• _Required action_:
Determine the count of lines in the data below that include the word "putri", and give nothing besides it.

──────── Exercise input ────────

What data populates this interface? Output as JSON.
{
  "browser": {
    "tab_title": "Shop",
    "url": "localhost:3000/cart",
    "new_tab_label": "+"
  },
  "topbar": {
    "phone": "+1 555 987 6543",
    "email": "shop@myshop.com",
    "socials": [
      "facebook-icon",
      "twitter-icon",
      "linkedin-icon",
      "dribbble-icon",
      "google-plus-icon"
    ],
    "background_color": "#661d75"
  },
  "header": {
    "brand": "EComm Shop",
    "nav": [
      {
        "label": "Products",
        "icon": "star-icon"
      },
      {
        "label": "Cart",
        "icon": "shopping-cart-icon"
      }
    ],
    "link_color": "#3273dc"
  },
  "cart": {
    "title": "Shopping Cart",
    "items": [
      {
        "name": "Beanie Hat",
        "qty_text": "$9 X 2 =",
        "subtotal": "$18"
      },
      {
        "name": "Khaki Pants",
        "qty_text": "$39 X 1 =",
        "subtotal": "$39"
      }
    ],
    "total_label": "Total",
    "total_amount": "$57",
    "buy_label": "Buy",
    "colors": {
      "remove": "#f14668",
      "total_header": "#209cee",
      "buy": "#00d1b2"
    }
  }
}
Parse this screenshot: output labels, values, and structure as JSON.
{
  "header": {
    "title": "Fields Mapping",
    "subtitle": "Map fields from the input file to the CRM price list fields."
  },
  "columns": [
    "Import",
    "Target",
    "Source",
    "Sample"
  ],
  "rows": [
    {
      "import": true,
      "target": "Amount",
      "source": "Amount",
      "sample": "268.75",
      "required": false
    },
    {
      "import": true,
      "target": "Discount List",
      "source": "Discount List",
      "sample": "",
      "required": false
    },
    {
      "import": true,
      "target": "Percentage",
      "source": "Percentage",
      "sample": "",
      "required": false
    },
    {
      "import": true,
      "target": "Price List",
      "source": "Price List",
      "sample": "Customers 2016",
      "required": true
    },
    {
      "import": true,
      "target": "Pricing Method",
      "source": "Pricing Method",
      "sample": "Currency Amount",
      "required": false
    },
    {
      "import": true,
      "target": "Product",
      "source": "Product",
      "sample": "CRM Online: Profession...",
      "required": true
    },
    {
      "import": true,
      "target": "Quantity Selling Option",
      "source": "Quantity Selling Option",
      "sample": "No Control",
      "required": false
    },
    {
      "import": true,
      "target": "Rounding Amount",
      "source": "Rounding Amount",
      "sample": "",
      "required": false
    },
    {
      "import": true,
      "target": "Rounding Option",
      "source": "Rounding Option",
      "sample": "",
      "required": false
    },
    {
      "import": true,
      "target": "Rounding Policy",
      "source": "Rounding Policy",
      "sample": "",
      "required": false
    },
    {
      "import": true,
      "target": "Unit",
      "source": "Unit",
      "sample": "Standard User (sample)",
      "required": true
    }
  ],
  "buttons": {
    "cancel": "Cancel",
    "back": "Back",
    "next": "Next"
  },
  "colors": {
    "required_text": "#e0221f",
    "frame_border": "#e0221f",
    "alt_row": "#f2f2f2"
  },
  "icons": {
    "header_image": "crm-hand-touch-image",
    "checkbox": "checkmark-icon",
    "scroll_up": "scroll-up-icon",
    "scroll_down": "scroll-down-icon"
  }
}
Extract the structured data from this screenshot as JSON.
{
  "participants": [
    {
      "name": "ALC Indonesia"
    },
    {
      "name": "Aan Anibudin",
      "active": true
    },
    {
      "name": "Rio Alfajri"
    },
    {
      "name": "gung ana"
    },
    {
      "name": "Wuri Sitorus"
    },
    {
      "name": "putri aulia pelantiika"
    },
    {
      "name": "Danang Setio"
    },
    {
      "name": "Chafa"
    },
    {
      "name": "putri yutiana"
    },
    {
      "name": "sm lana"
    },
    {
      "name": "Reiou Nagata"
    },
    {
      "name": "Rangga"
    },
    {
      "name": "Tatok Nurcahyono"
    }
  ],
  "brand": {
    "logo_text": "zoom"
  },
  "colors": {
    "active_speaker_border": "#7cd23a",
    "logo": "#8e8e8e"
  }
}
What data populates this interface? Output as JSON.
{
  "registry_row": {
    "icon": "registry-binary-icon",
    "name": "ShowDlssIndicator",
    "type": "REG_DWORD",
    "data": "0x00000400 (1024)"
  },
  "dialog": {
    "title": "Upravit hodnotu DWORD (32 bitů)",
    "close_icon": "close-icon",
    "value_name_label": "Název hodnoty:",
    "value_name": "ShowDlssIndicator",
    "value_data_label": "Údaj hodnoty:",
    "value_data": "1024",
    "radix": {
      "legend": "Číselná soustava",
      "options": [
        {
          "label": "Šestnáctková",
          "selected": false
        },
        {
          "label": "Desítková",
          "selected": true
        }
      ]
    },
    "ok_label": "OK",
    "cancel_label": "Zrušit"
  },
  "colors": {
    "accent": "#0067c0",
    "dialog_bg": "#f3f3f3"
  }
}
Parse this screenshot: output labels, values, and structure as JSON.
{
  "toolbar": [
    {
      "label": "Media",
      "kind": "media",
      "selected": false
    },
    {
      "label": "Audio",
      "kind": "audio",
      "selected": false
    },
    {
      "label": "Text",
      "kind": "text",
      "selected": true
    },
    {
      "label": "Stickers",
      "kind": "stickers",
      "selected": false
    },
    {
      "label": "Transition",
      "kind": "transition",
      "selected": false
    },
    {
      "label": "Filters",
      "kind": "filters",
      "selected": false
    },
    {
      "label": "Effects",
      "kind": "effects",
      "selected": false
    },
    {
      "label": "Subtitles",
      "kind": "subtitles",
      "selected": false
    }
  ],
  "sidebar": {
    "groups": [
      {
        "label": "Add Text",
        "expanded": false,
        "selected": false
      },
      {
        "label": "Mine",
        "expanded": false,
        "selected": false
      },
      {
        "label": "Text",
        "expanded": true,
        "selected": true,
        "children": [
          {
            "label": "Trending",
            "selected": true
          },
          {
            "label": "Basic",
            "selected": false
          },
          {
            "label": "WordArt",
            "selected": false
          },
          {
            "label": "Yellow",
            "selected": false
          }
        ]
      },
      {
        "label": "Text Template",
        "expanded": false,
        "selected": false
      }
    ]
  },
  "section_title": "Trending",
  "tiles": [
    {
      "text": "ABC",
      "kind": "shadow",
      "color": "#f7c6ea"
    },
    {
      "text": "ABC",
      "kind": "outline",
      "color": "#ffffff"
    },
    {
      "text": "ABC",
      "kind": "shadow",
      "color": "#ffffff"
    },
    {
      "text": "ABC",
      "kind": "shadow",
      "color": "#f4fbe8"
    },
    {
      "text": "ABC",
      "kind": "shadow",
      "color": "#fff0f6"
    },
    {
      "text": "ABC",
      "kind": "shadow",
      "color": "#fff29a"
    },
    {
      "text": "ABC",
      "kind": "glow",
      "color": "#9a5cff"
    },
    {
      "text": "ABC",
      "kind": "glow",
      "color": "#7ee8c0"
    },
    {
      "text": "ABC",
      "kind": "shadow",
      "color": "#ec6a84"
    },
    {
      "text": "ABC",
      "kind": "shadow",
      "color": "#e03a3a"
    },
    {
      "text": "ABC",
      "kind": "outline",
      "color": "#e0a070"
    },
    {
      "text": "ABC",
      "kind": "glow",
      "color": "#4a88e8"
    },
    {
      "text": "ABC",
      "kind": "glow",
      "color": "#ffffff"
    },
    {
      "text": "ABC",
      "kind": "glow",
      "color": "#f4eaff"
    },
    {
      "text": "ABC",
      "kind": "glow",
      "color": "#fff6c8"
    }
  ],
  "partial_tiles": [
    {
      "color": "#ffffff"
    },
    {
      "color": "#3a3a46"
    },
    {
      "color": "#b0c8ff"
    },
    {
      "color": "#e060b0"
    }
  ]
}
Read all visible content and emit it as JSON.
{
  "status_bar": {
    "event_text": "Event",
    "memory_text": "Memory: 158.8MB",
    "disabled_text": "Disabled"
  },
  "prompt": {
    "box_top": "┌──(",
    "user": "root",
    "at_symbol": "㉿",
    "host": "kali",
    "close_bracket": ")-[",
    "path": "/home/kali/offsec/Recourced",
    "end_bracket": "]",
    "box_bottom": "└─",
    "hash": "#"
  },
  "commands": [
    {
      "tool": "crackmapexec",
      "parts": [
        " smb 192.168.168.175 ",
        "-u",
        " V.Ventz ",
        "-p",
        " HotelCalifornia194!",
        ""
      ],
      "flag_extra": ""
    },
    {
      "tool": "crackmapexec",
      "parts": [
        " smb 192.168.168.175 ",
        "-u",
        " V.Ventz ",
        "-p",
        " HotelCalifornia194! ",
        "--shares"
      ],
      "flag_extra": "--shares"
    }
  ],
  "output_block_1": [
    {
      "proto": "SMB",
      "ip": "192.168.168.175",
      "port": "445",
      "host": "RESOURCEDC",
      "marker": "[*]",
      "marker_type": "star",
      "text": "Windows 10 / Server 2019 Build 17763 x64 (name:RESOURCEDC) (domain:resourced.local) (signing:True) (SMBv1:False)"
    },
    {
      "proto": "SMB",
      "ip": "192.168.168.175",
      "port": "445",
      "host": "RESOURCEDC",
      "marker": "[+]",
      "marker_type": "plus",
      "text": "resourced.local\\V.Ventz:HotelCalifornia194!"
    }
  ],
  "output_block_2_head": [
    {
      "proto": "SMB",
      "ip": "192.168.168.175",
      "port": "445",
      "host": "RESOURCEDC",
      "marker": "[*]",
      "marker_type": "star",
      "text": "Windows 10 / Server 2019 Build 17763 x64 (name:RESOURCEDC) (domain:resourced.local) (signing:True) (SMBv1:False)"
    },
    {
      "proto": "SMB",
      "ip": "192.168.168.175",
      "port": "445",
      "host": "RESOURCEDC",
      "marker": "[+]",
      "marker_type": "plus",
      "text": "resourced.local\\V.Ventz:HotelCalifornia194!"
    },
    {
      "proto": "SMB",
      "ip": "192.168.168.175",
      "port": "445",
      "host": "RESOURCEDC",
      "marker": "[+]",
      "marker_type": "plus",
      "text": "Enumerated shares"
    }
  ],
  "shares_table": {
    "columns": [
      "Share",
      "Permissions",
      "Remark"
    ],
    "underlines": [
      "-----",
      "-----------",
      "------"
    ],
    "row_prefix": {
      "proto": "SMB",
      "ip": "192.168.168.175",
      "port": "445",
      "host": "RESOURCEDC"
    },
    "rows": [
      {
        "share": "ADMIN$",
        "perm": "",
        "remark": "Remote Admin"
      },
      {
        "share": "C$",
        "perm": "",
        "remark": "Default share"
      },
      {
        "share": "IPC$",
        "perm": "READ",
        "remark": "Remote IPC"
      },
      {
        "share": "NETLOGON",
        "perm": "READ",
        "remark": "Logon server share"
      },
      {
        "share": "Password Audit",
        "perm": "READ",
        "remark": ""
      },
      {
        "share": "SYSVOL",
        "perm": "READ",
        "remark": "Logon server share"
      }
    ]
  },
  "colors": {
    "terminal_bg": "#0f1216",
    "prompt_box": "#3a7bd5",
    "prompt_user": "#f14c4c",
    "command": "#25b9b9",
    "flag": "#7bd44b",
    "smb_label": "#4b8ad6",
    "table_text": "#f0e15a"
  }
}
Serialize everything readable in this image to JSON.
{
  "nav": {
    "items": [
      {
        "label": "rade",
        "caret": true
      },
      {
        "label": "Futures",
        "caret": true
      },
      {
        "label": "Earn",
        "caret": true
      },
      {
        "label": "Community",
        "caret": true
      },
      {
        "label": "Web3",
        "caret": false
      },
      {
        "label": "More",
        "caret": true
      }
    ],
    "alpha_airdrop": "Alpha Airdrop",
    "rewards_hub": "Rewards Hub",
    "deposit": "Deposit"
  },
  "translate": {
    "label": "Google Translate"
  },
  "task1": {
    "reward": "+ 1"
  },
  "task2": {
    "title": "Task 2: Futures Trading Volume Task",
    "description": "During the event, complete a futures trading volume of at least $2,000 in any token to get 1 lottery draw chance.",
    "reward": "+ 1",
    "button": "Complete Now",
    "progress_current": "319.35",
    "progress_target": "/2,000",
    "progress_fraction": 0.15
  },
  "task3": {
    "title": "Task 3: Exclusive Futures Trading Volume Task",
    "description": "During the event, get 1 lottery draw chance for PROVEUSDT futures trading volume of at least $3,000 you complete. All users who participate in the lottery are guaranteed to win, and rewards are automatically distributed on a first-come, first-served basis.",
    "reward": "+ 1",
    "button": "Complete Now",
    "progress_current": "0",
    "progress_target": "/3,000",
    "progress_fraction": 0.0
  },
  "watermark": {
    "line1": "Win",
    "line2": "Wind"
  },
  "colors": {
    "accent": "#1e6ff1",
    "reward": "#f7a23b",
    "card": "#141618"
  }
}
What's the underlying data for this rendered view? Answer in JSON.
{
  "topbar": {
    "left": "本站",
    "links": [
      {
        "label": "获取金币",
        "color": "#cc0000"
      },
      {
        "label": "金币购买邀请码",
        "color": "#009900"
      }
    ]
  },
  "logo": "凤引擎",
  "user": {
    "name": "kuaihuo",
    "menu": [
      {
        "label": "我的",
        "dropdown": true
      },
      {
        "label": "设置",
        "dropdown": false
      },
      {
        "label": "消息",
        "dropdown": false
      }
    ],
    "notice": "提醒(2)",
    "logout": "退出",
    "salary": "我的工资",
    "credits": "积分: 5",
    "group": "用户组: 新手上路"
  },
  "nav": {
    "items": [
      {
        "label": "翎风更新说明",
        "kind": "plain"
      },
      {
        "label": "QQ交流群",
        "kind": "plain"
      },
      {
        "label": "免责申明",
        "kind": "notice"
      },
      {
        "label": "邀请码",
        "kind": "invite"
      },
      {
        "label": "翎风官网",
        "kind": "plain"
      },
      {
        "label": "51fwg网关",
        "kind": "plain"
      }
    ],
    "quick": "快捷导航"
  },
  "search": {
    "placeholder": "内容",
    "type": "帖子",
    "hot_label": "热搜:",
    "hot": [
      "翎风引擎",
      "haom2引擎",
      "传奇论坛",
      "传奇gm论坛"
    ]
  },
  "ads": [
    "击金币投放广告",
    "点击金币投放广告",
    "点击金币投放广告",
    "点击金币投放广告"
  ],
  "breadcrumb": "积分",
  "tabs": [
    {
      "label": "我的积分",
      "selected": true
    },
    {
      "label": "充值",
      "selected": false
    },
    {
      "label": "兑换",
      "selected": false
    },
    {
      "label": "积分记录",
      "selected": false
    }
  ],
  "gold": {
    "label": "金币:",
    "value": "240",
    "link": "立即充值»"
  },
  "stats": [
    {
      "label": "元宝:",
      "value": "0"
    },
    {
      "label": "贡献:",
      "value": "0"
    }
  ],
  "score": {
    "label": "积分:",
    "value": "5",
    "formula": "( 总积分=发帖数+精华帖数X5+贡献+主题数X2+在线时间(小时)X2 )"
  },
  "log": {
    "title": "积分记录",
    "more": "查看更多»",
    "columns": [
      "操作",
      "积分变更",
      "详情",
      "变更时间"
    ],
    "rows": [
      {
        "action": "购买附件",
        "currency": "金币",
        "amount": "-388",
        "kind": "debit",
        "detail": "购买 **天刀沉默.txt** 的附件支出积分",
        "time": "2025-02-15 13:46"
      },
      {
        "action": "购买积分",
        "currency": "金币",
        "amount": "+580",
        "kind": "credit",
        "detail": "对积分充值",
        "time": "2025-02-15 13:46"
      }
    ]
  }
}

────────

• _Exercise result_:
2